EXERCISE INPUTS below:

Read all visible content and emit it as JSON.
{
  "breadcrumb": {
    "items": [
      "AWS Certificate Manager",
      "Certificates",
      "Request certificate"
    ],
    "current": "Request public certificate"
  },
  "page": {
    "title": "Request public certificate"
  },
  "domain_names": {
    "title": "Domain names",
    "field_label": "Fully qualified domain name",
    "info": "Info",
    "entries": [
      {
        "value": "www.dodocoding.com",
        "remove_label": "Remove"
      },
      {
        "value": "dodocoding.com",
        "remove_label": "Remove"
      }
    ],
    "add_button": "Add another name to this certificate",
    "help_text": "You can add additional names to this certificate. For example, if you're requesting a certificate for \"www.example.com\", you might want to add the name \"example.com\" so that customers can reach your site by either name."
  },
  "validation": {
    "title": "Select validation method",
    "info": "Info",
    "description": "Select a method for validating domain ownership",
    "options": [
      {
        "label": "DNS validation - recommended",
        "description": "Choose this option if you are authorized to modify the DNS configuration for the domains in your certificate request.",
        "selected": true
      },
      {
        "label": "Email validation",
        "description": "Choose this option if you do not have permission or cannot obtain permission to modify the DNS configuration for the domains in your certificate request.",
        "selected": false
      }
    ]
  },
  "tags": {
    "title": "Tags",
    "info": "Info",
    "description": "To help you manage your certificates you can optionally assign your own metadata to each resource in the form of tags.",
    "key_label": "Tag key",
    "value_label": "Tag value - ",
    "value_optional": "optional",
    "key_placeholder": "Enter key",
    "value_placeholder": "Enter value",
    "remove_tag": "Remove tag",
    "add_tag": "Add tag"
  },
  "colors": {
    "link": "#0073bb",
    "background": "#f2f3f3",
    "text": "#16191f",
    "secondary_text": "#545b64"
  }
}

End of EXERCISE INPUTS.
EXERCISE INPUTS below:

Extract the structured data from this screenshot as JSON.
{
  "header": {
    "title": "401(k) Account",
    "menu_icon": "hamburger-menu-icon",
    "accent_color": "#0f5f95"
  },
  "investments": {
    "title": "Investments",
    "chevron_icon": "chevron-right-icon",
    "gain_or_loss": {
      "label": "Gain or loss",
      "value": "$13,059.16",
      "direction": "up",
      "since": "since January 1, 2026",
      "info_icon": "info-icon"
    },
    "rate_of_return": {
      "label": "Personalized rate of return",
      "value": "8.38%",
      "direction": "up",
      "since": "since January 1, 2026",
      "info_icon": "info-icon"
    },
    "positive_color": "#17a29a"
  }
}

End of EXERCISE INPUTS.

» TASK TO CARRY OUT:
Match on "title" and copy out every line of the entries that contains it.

» YOUR RESPONSE:
    "title": "Request public certificate"
    "title": "Domain names",
    "title": "Select validation method",
    "title": "Tags",
    "title": "401(k) Account",
    "title": "Investments",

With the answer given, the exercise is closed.